Exercise material:
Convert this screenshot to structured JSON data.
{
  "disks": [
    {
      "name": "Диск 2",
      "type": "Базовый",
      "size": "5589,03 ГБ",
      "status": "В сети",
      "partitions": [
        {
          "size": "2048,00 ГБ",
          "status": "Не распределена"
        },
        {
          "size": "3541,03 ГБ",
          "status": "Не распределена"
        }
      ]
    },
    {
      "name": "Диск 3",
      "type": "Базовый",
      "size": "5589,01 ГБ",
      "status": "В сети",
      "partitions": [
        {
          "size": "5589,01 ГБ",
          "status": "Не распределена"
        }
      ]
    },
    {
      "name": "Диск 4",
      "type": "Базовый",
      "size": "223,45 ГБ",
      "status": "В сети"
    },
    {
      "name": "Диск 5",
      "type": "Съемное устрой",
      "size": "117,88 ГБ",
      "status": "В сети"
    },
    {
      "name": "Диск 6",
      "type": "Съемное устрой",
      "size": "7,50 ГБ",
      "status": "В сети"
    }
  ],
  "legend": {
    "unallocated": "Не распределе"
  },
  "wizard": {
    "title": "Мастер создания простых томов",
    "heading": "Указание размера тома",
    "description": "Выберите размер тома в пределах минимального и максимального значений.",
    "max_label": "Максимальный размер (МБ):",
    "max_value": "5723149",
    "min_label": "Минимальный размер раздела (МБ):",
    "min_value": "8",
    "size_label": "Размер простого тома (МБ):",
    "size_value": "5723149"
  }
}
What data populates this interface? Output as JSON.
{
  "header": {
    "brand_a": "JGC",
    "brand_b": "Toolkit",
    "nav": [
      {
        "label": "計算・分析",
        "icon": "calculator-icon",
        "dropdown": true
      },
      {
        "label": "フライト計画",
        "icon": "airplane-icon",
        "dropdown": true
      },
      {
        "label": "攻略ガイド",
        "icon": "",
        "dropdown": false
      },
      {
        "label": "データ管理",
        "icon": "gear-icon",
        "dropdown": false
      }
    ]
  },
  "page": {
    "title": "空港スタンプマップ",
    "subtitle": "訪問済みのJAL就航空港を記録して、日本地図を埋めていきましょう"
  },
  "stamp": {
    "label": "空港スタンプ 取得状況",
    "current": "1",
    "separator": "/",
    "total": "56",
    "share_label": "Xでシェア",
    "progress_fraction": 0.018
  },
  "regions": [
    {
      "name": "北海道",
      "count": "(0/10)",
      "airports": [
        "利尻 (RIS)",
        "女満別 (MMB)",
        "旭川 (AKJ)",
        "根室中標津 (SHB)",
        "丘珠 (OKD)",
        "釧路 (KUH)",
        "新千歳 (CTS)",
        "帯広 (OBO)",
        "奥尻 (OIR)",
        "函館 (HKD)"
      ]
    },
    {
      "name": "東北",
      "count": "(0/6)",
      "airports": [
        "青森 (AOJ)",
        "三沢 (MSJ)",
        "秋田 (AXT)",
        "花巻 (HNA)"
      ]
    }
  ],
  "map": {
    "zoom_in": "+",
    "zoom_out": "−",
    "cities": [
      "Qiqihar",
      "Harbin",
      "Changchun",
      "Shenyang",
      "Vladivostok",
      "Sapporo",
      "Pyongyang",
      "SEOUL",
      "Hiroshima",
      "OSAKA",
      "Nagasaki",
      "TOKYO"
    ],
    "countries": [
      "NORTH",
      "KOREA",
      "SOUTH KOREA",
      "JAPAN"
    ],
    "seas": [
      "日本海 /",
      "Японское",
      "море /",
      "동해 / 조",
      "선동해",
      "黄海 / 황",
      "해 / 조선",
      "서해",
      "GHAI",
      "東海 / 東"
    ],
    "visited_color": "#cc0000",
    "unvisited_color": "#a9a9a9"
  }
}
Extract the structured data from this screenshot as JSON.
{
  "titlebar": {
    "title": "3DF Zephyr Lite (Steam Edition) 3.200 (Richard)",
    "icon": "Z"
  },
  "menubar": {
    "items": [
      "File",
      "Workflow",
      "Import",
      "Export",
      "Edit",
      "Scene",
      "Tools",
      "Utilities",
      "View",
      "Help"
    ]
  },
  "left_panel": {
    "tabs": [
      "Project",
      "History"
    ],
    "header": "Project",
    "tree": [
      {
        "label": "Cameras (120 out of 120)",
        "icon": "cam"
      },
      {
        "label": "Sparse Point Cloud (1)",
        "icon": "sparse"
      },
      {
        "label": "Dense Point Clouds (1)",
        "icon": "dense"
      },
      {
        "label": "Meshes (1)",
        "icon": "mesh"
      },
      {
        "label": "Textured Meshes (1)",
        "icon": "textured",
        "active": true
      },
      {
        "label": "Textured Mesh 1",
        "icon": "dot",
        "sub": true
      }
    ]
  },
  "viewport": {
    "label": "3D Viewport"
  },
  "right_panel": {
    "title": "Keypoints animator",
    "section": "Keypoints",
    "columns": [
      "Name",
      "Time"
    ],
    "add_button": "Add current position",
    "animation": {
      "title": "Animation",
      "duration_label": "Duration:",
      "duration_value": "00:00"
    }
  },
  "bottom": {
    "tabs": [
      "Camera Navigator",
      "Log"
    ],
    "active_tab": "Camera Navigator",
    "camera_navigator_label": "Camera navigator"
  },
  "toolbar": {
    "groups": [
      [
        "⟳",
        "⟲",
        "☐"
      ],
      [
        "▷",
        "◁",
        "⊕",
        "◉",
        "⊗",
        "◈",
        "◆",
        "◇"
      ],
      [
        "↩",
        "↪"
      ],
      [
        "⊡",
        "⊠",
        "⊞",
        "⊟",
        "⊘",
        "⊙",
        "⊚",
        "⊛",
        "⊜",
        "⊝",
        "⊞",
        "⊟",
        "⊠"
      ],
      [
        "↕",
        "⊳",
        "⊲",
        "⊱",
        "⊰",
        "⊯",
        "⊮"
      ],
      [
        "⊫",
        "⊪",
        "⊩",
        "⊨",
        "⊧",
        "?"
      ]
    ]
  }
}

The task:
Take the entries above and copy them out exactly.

Written solution:
Convert this screenshot to structured JSON data.
{
  "disks": [
    {
      "name": "Диск 2",
      "type": "Базовый",
      "size": "5589,03 ГБ",
      "status": "В сети",
      "partitions": [
        {
          "size": "2048,00 ГБ",
          "status": "Не распределена"
        },
        {
          "size": "3541,03 ГБ",
          "status": "Не распределена"
        }
      ]
    },
    {
      "name": "Диск 3",
      "type": "Базовый",
      "size": "5589,01 ГБ",
      "status": "В сети",
      "partitions": [
        {
          "size": "5589,01 ГБ",
          "status": "Не распределена"
        }
      ]
    },
    {
      "name": "Диск 4",
      "type": "Базовый",
      "size": "223,45 ГБ",
      "status": "В сети"
    },
    {
      "name": "Диск 5",
      "type": "Съемное устрой",
      "size": "117,88 ГБ",
      "status": "В сети"
    },
    {
      "name": "Диск 6",
      "type": "Съемное устрой",
      "size": "7,50 ГБ",
      "status": "В сети"
    }
  ],
  "legend": {
    "unallocated": "Не распределе"
  },
  "wizard": {
    "title": "Мастер создания простых томов",
    "heading": "Указание размера тома",
    "description": "Выберите размер тома в пределах минимального и максимального значений.",
    "max_label": "Максимальный размер (МБ):",
    "max_value": "5723149",
    "min_label": "Минимальный размер раздела (МБ):",
    "min_value": "8",
    "size_label": "Размер простого тома (МБ):",
    "size_value": "5723149"
  }
}
What data populates this interface? Output as JSON.
{
  "header": {
    "brand_a": "JGC",
    "brand_b": "Toolkit",
    "nav": [
      {
        "label": "計算・分析",
        "icon": "calculator-icon",
        "dropdown": true
      },
      {
        "label": "フライト計画",
        "icon": "airplane-icon",
        "dropdown": true
      },
      {
        "label": "攻略ガイド",
        "icon": "",
        "dropdown": false
      },
      {
        "label": "データ管理",
        "icon": "gear-icon",
        "dropdown": false
      }
    ]
  },
  "page": {
    "title": "空港スタンプマップ",
    "subtitle": "訪問済みのJAL就航空港を記録して、日本地図を埋めていきましょう"
  },
  "stamp": {
    "label": "空港スタンプ 取得状況",
    "current": "1",
    "separator": "/",
    "total": "56",
    "share_label": "Xでシェア",
    "progress_fraction": 0.018
  },
  "regions": [
    {
      "name": "北海道",
      "count": "(0/10)",
      "airports": [
        "利尻 (RIS)",
        "女満別 (MMB)",
        "旭川 (AKJ)",
        "根室中標津 (SHB)",
        "丘珠 (OKD)",
        "釧路 (KUH)",
        "新千歳 (CTS)",
        "帯広 (OBO)",
        "奥尻 (OIR)",
        "函館 (HKD)"
      ]
    },
    {
      "name": "東北",
      "count": "(0/6)",
      "airports": [
        "青森 (AOJ)",
        "三沢 (MSJ)",
        "秋田 (AXT)",
        "花巻 (HNA)"
      ]
    }
  ],
  "map": {
    "zoom_in": "+",
    "zoom_out": "−",
    "cities": [
      "Qiqihar",
      "Harbin",
      "Changchun",
      "Shenyang",
      "Vladivostok",
      "Sapporo",
      "Pyongyang",
      "SEOUL",
      "Hiroshima",
      "OSAKA",
      "Nagasaki",
      "TOKYO"
    ],
    "countries": [
      "NORTH",
      "KOREA",
      "SOUTH KOREA",
      "JAPAN"
    ],
    "seas": [
      "日本海 /",
      "Японское",
      "море /",
      "동해 / 조",
      "선동해",
      "黄海 / 황",
      "해 / 조선",
      "서해",
      "GHAI",
      "東海 / 東"
    ],
    "visited_color": "#cc0000",
    "unvisited_color": "#a9a9a9"
  }
}
Extract the structured data from this screenshot as JSON.
{
  "titlebar": {
    "title": "3DF Zephyr Lite (Steam Edition) 3.200 (Richard)",
    "icon": "Z"
  },
  "menubar": {
    "items": [
      "File",
      "Workflow",
      "Import",
      "Export",
      "Edit",
      "Scene",
      "Tools",
      "Utilities",
      "View",
      "Help"
    ]
  },
  "left_panel": {
    "tabs": [
      "Project",
      "History"
    ],
    "header": "Project",
    "tree": [
      {
        "label": "Cameras (120 out of 120)",
        "icon": "cam"
      },
      {
        "label": "Sparse Point Cloud (1)",
        "icon": "sparse"
      },
      {
        "label": "Dense Point Clouds (1)",
        "icon": "dense"
      },
      {
        "label": "Meshes (1)",
        "icon": "mesh"
      },
      {
        "label": "Textured Meshes (1)",
        "icon": "textured",
        "active": true
      },
      {
        "label": "Textured Mesh 1",
        "icon": "dot",
        "sub": true
      }
    ]
  },
  "viewport": {
    "label": "3D Viewport"
  },
  "right_panel": {
    "title": "Keypoints animator",
    "section": "Keypoints",
    "columns": [
      "Name",
      "Time"
    ],
    "add_button": "Add current position",
    "animation": {
      "title": "Animation",
      "duration_label": "Duration:",
      "duration_value": "00:00"
    }
  },
  "bottom": {
    "tabs": [
      "Camera Navigator",
      "Log"
    ],
    "active_tab": "Camera Navigator",
    "camera_navigator_label": "Camera navigator"
  },
  "toolbar": {
    "groups": [
      [
        "⟳",
        "⟲",
        "☐"
      ],
      [
        "▷",
        "◁",
        "⊕",
        "◉",
        "⊗",
        "◈",
        "◆",
        "◇"
      ],
      [
        "↩",
        "↪"
      ],
      [
        "⊡",
        "⊠",
        "⊞",
        "⊟",
        "⊘",
        "⊙",
        "⊚",
        "⊛",
        "⊜",
        "⊝",
        "⊞",
        "⊟",
        "⊠"
      ],
      [
        "↕",
        "⊳",
        "⊲",
        "⊱",
        "⊰",
        "⊯",
        "⊮"
      ],
      [
        "⊫",
        "⊪",
        "⊩",
        "⊨",
        "⊧",
        "?"
      ]
    ]
  }
}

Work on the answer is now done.